It's not being good or doing good as a parent that's the problem. It's the unrealistic expectation that what you do guarantees what they will be. Now, that doesn't mean just give up on things that have been proven to give the greatest benefit to children. We always want to increase ours, and their chances at success. But, to unequivocally expect certain results, regardless, is a parent trap.
Here are 5 tips to help get past the trap and increase the likelihood of satisfaction.
Checklist for Change • 5 Tips
1. Release yourself from the trap. Acknowledge that what you do may not produce what you want. There are no guarantees to parenting outcome. Free yourself from that thinking.
2. Release your child from being the maker for your parent satisfaction. Your child's behavior shouldn't be how you judge your efforts as a parent. Your parental expectations should be independent of their choices.
3. Do things from a different angle. Keep your eyes on what you think is helpful or needful for the child, not the intended outcome.

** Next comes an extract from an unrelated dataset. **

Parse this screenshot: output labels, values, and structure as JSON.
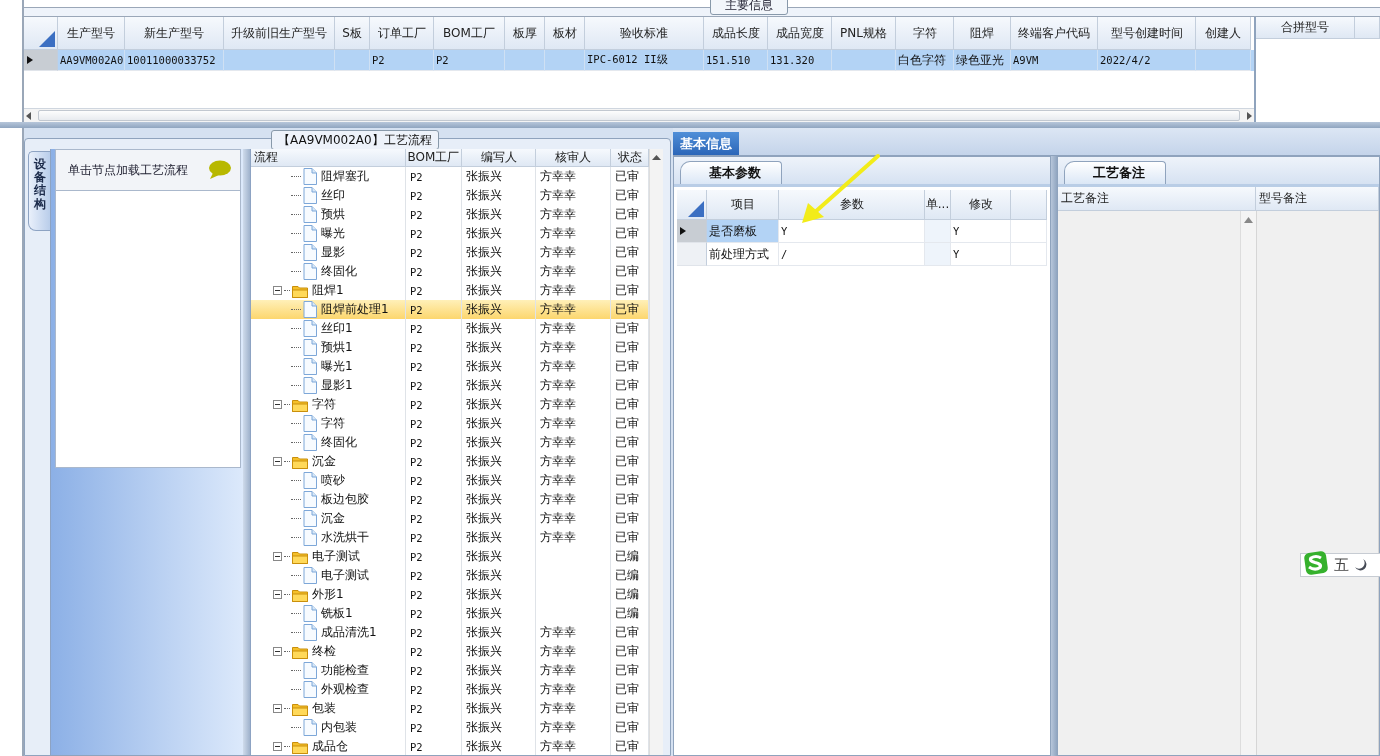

Listen to your parenting instincts.
4. Don't let other's set the trap for you. Don't be held to someone else's expectations of "should", "shouldn't", "would" or "wouldn't". And don't succumb to the pressure of other's comments or criticism, instead, deliberately dictate the direction you want your parenting to take.

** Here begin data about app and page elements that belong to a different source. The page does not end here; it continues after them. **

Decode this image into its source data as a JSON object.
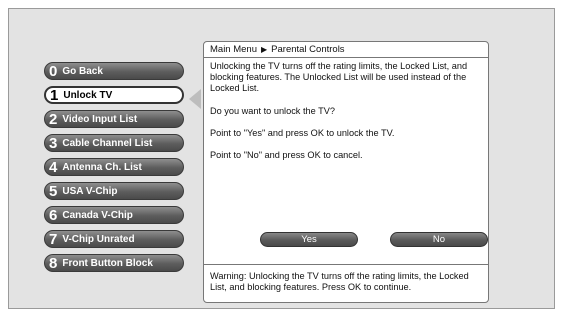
{
  "menu": {
    "items": [
      {
        "num": "0",
        "label": "Go Back"
      },
      {
        "num": "1",
        "label": "Unlock TV"
      },
      {
        "num": "2",
        "label": "Video Input List"
      },
      {
        "num": "3",
        "label": "Cable Channel List"
      },
      {
        "num": "4",
        "label": "Antenna Ch. List"
      },
      {
        "num": "5",
        "label": "USA V-Chip"
      },
      {
        "num": "6",
        "label": "Canada V-Chip"
      },
      {
        "num": "7",
        "label": "V-Chip Unrated"
      },
      {
        "num": "8",
        "label": "Front Button Block"
      }
    ],
    "selected": "1"
  },
  "breadcrumb": {
    "part1": "Main Menu",
    "separator": "▶",
    "part2": "Parental Controls"
  },
  "content": {
    "p1": "Unlocking the TV turns off the rating limits, the Locked List, and blocking features. The Unlocked List will be used instead of the Locked List.",
    "p2": "Do you want to unlock the TV?",
    "p3": "Point to \"Yes\" and press OK to unlock the TV.",
    "p4": "Point to \"No\" and press OK to cancel."
  },
  "buttons": {
    "yes": "Yes",
    "no": "No"
  },
  "warning": "Warning: Unlocking the TV turns off the rating limits, the Locked List, and blocking features. Press OK to continue."
}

5. Be patient with yourself and your child. It takes time to get out of a trap. Sometimes we're wounded in the process of being trapped and it takes time to nurse and heal the wound. Take time to let the process happen.

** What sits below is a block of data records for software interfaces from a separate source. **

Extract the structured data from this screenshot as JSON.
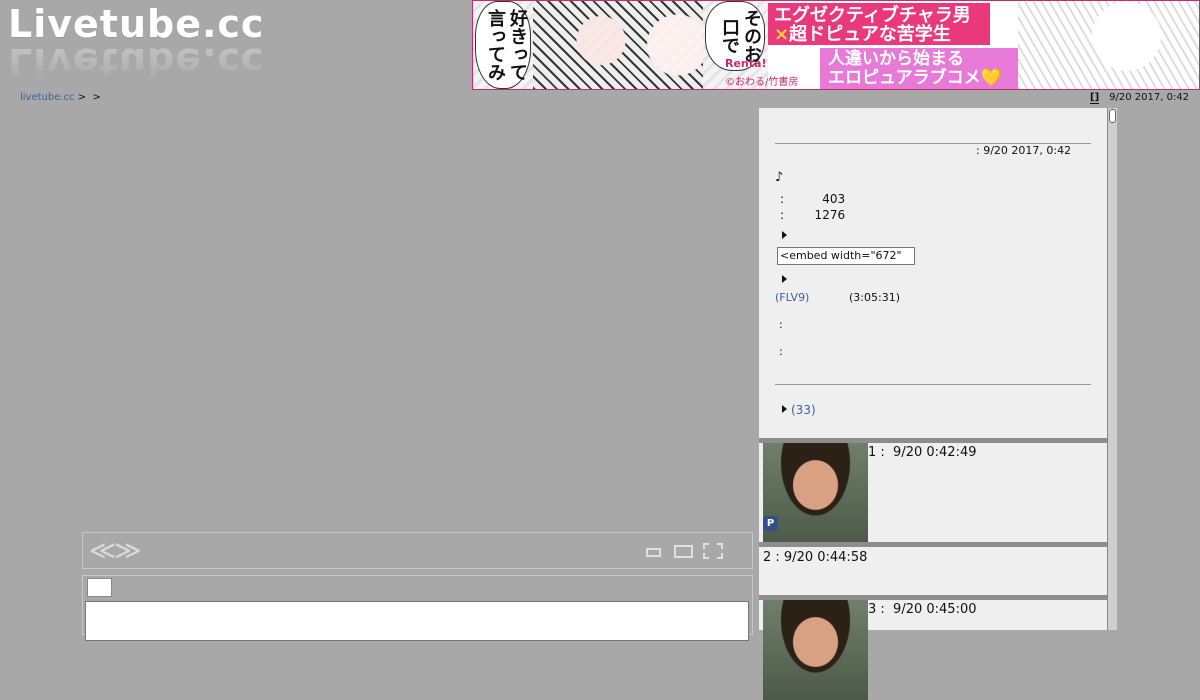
{
  "logo": {
    "text": "Livetube.cc"
  },
  "ad": {
    "bubble_left": "好きって言ってみ",
    "bubble_right": "そのお口で",
    "line1": "エグゼクティブチャラ男",
    "line2_mark": "×",
    "line2": "超ドピュアな苦学生",
    "brand": "Renta!",
    "copyright": "©おわる/竹書房",
    "line3": "人違いから始まる",
    "line4": "エロピュアラブコメ💛"
  },
  "breadcrumb": {
    "home": "livetube.cc",
    "sep1": ">",
    "sep2": ">"
  },
  "top": {
    "icon_label": "[]",
    "date": "9/20 2017, 0:42"
  },
  "player": {
    "prev_next": "≪≫"
  },
  "info": {
    "date_line": ": 9/20 2017, 0:42",
    "note": "♪",
    "views_line": ":          403",
    "total_line": ":        1276",
    "embed_value": "<embed width=\"672\"",
    "flv_link": "(FLV9)",
    "duration": "(3:05:31)",
    "field1": ":",
    "field2": ":",
    "comments_link": "(33)"
  },
  "comments": [
    {
      "header": "1 :  9/20 0:42:49",
      "badge": "P"
    },
    {
      "header": "2 : 9/20 0:44:58"
    },
    {
      "header": "3 :  9/20 0:45:00"
    }
  ],
  "colors": {
    "background": "#a8a8a8",
    "panel": "#efefef",
    "link": "#3b5fa0",
    "ad_pink": "#e9397a"
  }
}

All we get when we do something, is increase our chances of an outcome a bit. Add to the likelihood that something could happen. I know what I do doesn't guarantee satisfaction. And I'm good with that.
Add another tip to keep out of this trap.
When my older children were young we decided to omit certain words from our family vocabulary. Words like "stupid" and "shut-up" we felt weren't respectful of each other and shouldn't be used toward each other.
On one particular day I was frustrated with something and called it "stupid". Oh man, my children were indignant. They didn't differentiate between things and people and were convinced that my behavior didn't match up with our established expectations. And when they went to church the following Sunday they reported my bad behavior to their teachers - "my mom said the 's' word!"
Luckily for me, I learned to control those words, even toward things, and their trust in me was restored. Though this may be minor on the scale of moral mishaps the idea of hypocrisy can be very destructive. Before we continue I like to define the critical words in the conversation so that we start out on the same terminology page, so to speak.
the practice of professing standards and beliefs contrary to one's real character
a pretense of having a virtuous character contrary to actual behavior
a pretense of moral or religious belief that one does not really possess
a pretense of having some desirable or publicly approved attitude
an act or instance of hypocrisy
To sum up, hypocrisy is practiced pretense. At times kids, teens in particular, have a real problem with their parents because of this practiced pretense or hypocrisy. Parents who don't act as they preach fall into this parent trap. The integrity trip-up, hypocrisy. And teens hate hypocrites! It doesn't have to be "major" deviations from professed piousness, minor detours will accomplish parental captivity. For those of religious belief, we automatically set ourselves up. We are preachers of something and when we fail at what we teach we are by definition hypocrites.